The Beyhive in the winter of 2013 was the closest I’ve ever come to engaging with an organized religion.
What’s most thrilling about Beyoncé is that every song stands alone. Lemonade's tracks bleed into one another. Beyoncé has pivots strong enough to give a viewer whiplash. We’re hiding in the nooks and crannies of a hotel cursed with vintage horrors in “Haunted.” We wash up on a beach in Miami, where horniness and goofiness mix with Hennessy. And then, before we’ve really had a moment to take in this music — how “Drunk in Love” fits into “Crazy in Love” and how all of that fits into the Carters' outlaw fantasy — it’s time to roll into the skateland that’s the setting for “Blow” and “Cherry.” A few songs later and we’re in Paris; a few more after that and it’s midnight at Coney Island. The "XO" video is a perfect example of the album's visual aesthetic: In a sea of bodies and faces, we're always brought back to Bey. Each video showed off a new side of her athleticism while documenting her curves. Whether she's with Blue in Brazil or with Jay in Miami, we're seeing a world made in (and with) her own image. It’s hard to remember it now, but there was skepticism surrounding whatever Beyoncé’s fifth release would be. In 4, she stepped away from the allergic-to-weakness intensity of Sasha Fierce. That kind of severity had an expiration date; there was always the suggestion that her body was part machine in I Am… Sasha Fierce (those Thierry Mugler costumes, that “Single Ladies” metal glove). Then her life got in the way of this narrative of functionality; pregnancy was a reminder that Beyoncé was made of flesh. Motherhood isn’t on brand for pop music, probably because aging isn’t on brand for pop music, or for women at all. Readiness for marriage and children shows age — so where’s the pivot when you’ve very publicly had both?

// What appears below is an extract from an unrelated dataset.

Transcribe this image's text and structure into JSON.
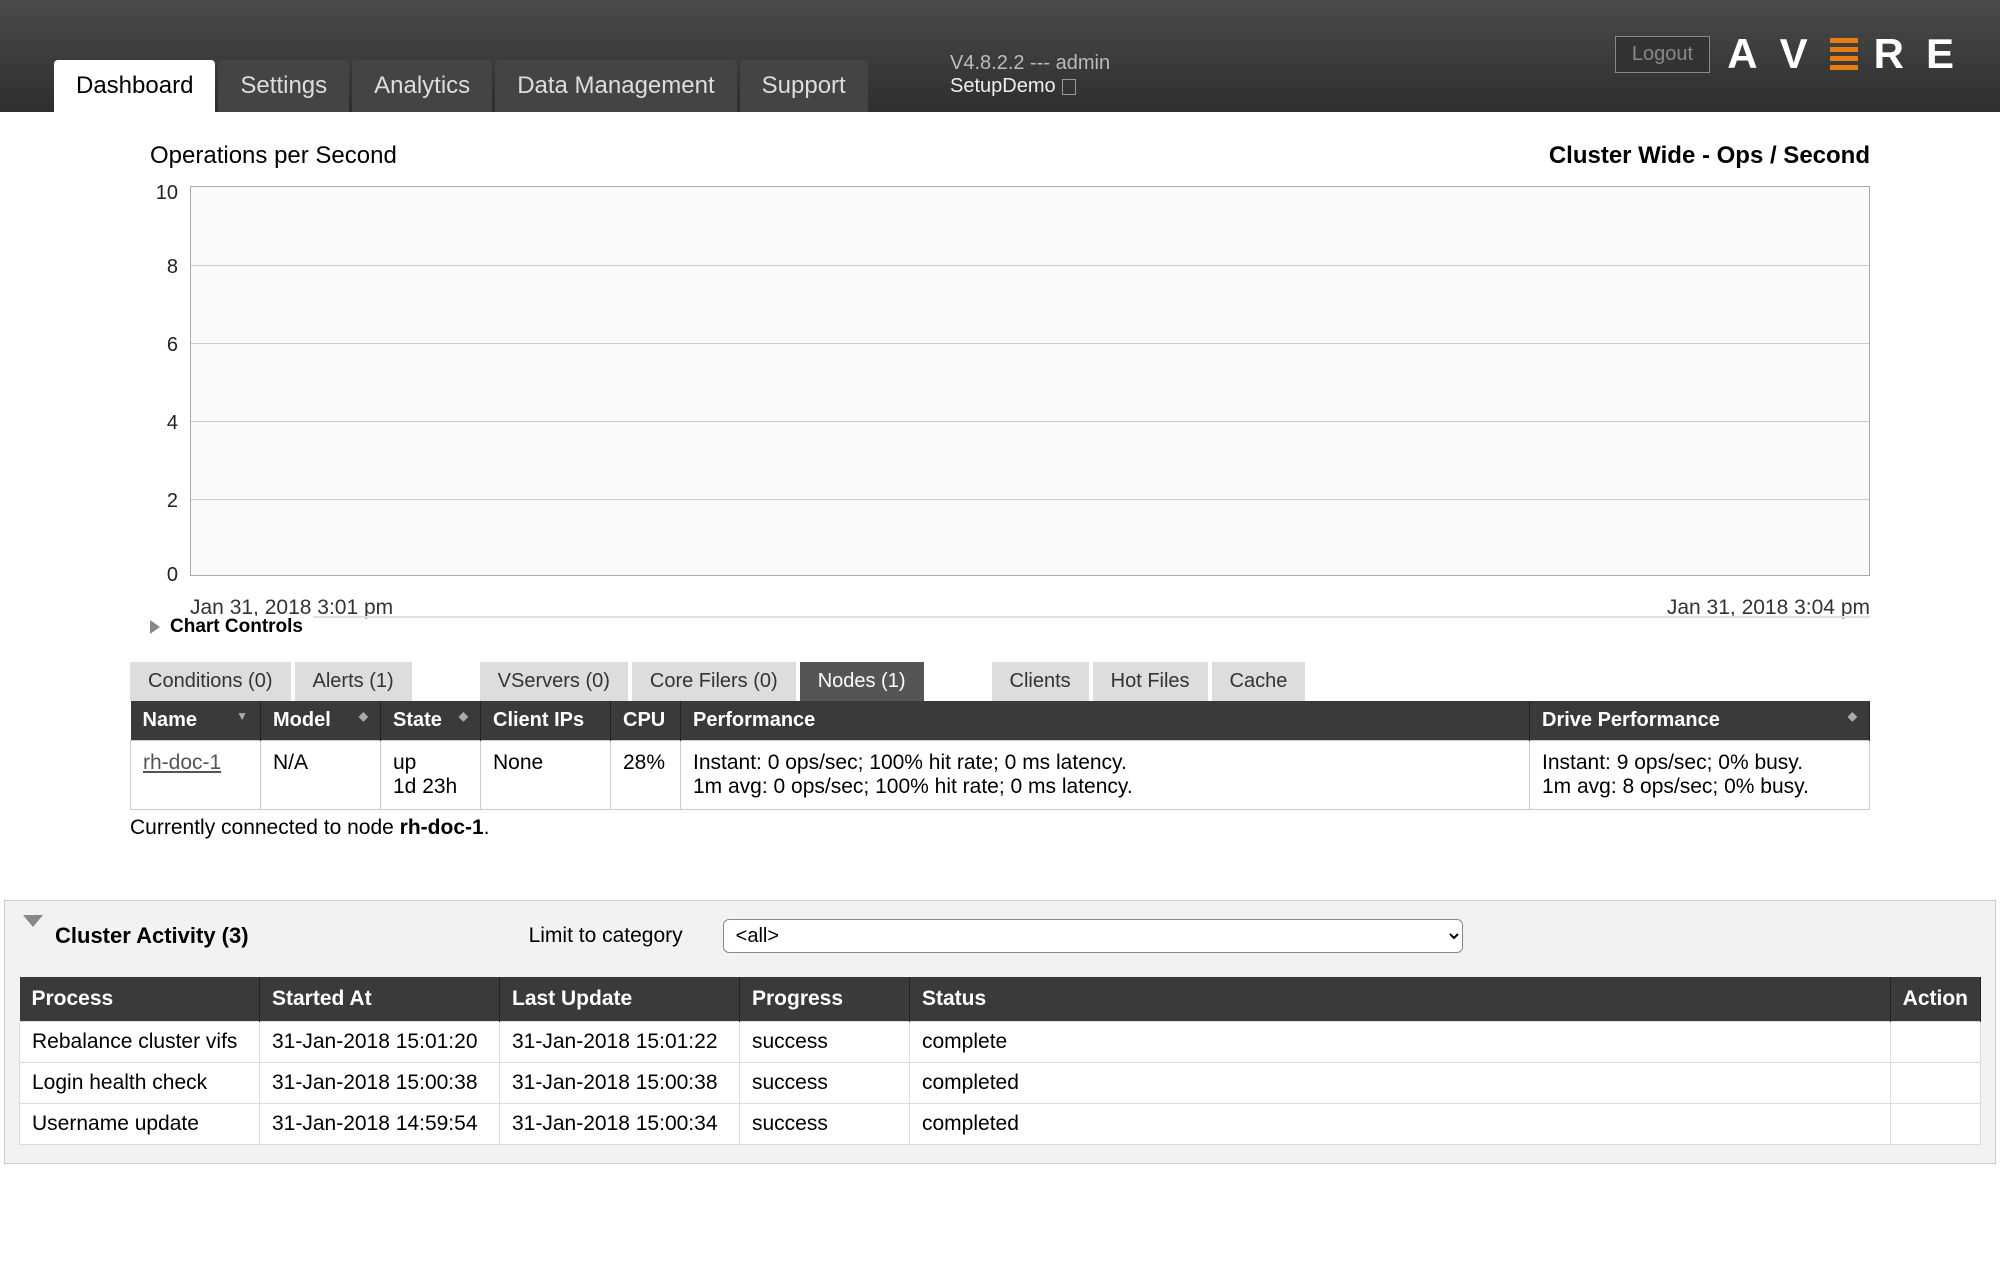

Maybe that’s how I made it there, to that church of my own making. I had to wake up to watch “No Angel” and sit in Starbucks and watch “XO” and find the remote at parties to play “Yoncé” because Beyoncé was helping me work out something inside of myself: What kind of woman would I become? There wasn’t room in Betty Friedan’s mainstream feminism for everything I wanted to be — a boss lady, a Black woman, a writer — and that discourse certainly didn't have space to twerk while doing all of it. Beyoncé closes out with “Grown Woman,” a song that punctuates the most consistent message of her career. Being a woman of color comes with this unspoken requirement: make yourself smaller, bend and twist to fit into narrow definitions of your life. Answering to different names with different groups is a part of code-switching, a way to adapt your identity to the requirements of an environment. Beyoncé was about blowing up that idea of perfection, smashing that trophy of idealism. Beyoncé can be “Partition” and “Blue” and “Rocket” all in one day. The ferocity of Sasha Fierce and the girlhood of Destiny’s Child shrinks in comparison to being the grown woman version of yourself, all the time.